• _EXERCISE_:
Look through the data below and, wherever a line carries the word "this", please copy that line.
───── SOURCE DATA
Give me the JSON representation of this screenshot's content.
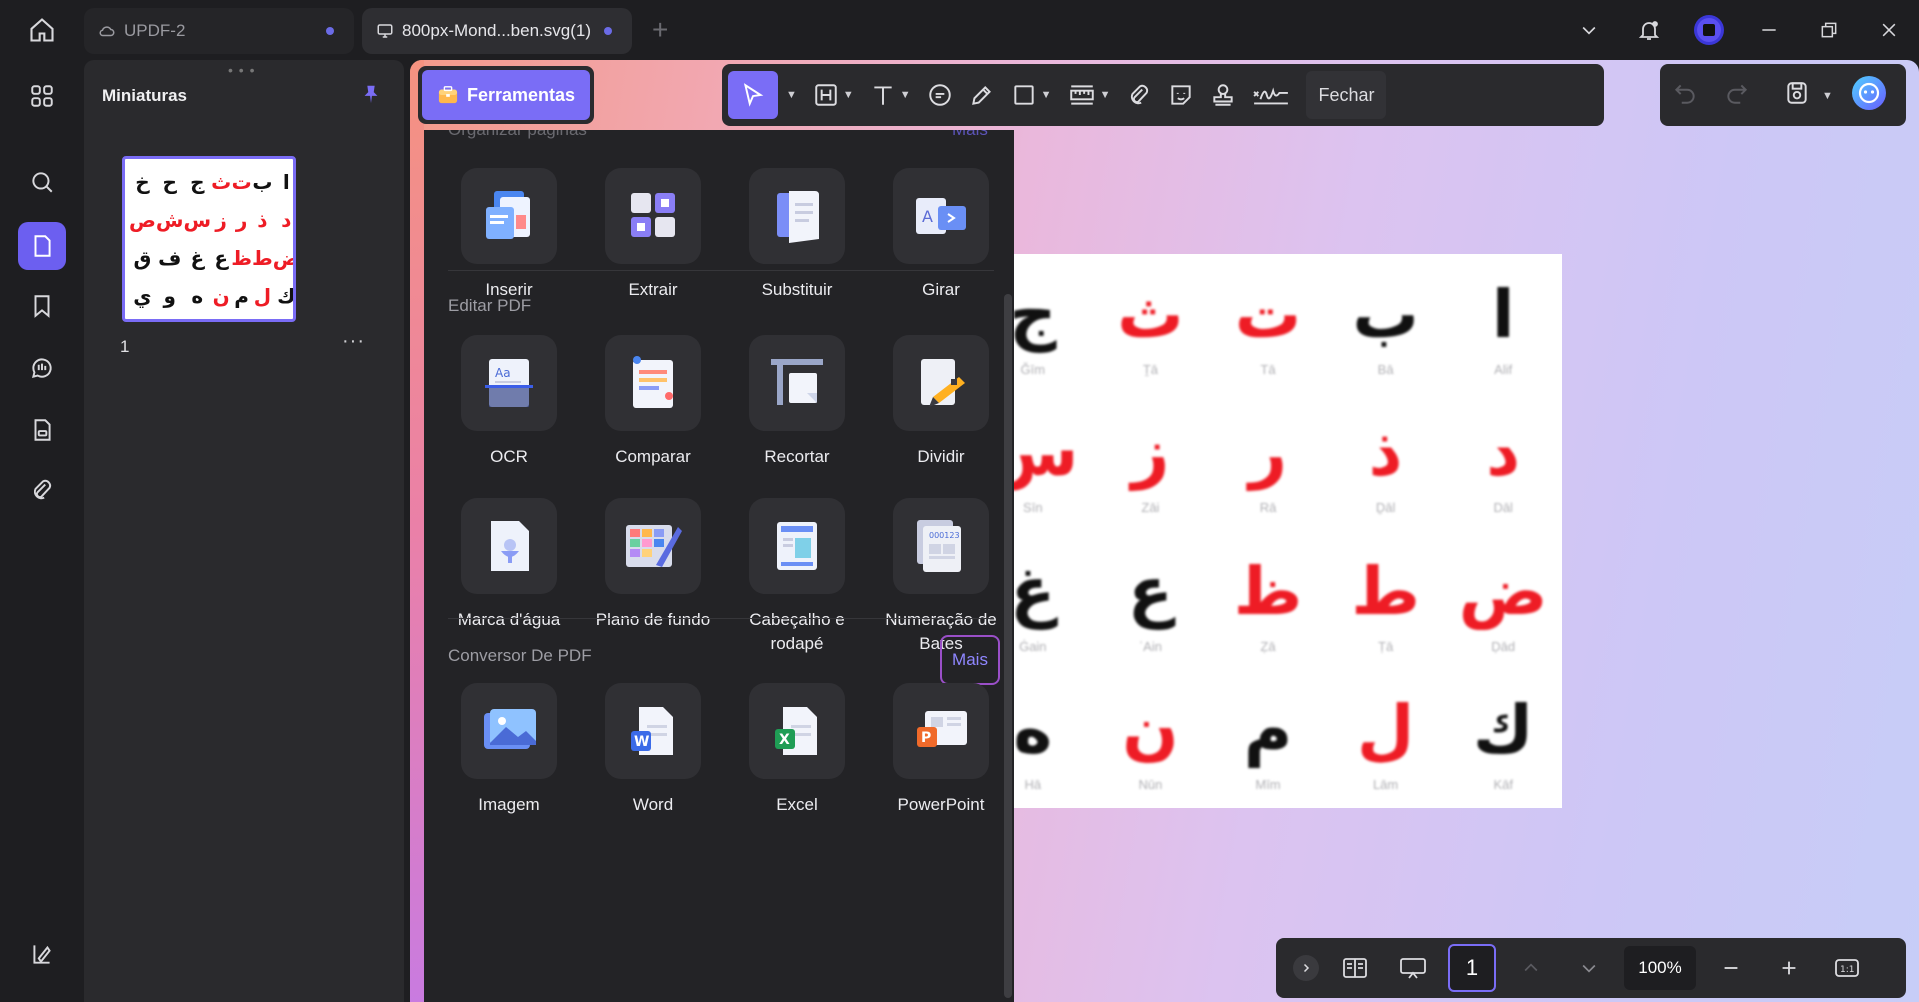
{
  "tabs": [
    {
      "label": "UPDF-2",
      "icon": "cloud-icon"
    },
    {
      "label": "800px-Mond...ben.svg(1)",
      "icon": "monitor-icon"
    }
  ],
  "thumbnails": {
    "title": "Miniaturas",
    "page_number": "1",
    "more": "···",
    "grid": [
      [
        "خ",
        "ح",
        "ج",
        "ث",
        "ت",
        "ب",
        "ا"
      ],
      [
        "ص",
        "ش",
        "س",
        "ز",
        "ر",
        "ذ",
        "د"
      ],
      [
        "ق",
        "ف",
        "غ",
        "ع",
        "ظ",
        "ط",
        "ض"
      ],
      [
        "ي",
        "و",
        "ه",
        "ن",
        "م",
        "ل",
        "ك"
      ]
    ]
  },
  "tools_button": {
    "label": "Ferramentas"
  },
  "toolbar": {
    "close_label": "Fechar"
  },
  "tools_panel": {
    "partial_section": {
      "title": "Organizar páginas",
      "more": "Mais"
    },
    "organize": [
      {
        "label": "Inserir",
        "icon": "insert-icon"
      },
      {
        "label": "Extrair",
        "icon": "extract-icon"
      },
      {
        "label": "Substituir",
        "icon": "replace-icon"
      },
      {
        "label": "Girar",
        "icon": "rotate-icon"
      }
    ],
    "edit_title": "Editar PDF",
    "edit": [
      {
        "label": "OCR",
        "icon": "ocr-icon"
      },
      {
        "label": "Comparar",
        "icon": "compare-icon"
      },
      {
        "label": "Recortar",
        "icon": "crop-icon"
      },
      {
        "label": "Dividir",
        "icon": "split-icon"
      },
      {
        "label": "Marca d'água",
        "icon": "watermark-icon"
      },
      {
        "label": "Plano de fundo",
        "icon": "background-icon"
      },
      {
        "label": "Cabeçalho e rodapé",
        "icon": "header-footer-icon"
      },
      {
        "label": "Numeração de Bates",
        "icon": "bates-icon"
      }
    ],
    "convert_title": "Conversor De PDF",
    "convert_more": "Mais",
    "convert": [
      {
        "label": "Imagem",
        "icon": "image-icon"
      },
      {
        "label": "Word",
        "icon": "word-icon"
      },
      {
        "label": "Excel",
        "icon": "excel-icon"
      },
      {
        "label": "PowerPoint",
        "icon": "powerpoint-icon"
      }
    ]
  },
  "document": {
    "cells": [
      {
        "ch": "ا",
        "name": "Alif",
        "color": "black"
      },
      {
        "ch": "ب",
        "name": "Bā",
        "color": "black"
      },
      {
        "ch": "ت",
        "name": "Tā",
        "color": "red"
      },
      {
        "ch": "ث",
        "name": "Ṯā",
        "color": "red"
      },
      {
        "ch": "ج",
        "name": "Ǧīm",
        "color": "black"
      },
      {
        "ch": "د",
        "name": "Dāl",
        "color": "red"
      },
      {
        "ch": "ذ",
        "name": "Ḏāl",
        "color": "red"
      },
      {
        "ch": "ر",
        "name": "Rā",
        "color": "red"
      },
      {
        "ch": "ز",
        "name": "Zāi",
        "color": "red"
      },
      {
        "ch": "س",
        "name": "Sīn",
        "color": "red"
      },
      {
        "ch": "ض",
        "name": "Ḍād",
        "color": "red"
      },
      {
        "ch": "ط",
        "name": "Ṭā",
        "color": "red"
      },
      {
        "ch": "ظ",
        "name": "Ẓā",
        "color": "red"
      },
      {
        "ch": "ع",
        "name": "ʿAin",
        "color": "black"
      },
      {
        "ch": "غ",
        "name": "Ġain",
        "color": "black"
      },
      {
        "ch": "ك",
        "name": "Kāf",
        "color": "black"
      },
      {
        "ch": "ل",
        "name": "Lām",
        "color": "red"
      },
      {
        "ch": "م",
        "name": "Mīm",
        "color": "black"
      },
      {
        "ch": "ن",
        "name": "Nūn",
        "color": "red"
      },
      {
        "ch": "ه",
        "name": "Hā",
        "color": "black"
      }
    ]
  },
  "bottom_bar": {
    "page": "1",
    "zoom": "100%"
  },
  "colors": {
    "accent": "#7a6df6",
    "red_letter": "#ee1c25",
    "highlight_border": "#9a4fc8"
  }
}
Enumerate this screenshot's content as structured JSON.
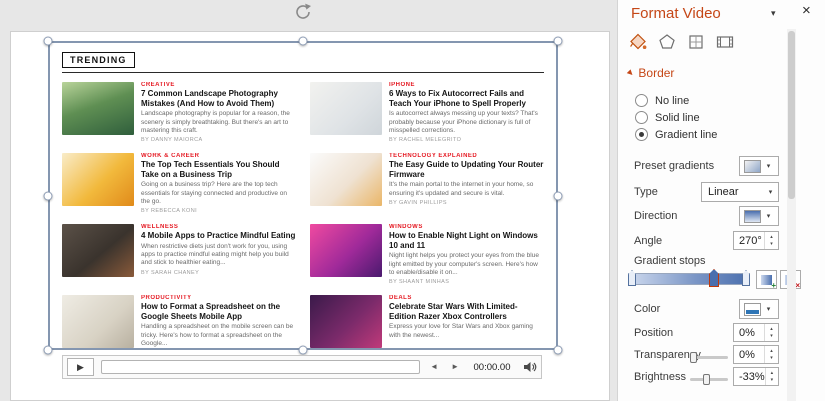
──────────
• _ANSWER_:
Give me the JSON representation of this screenshot's content.
Enumerate this screenshot's content as structured JSON.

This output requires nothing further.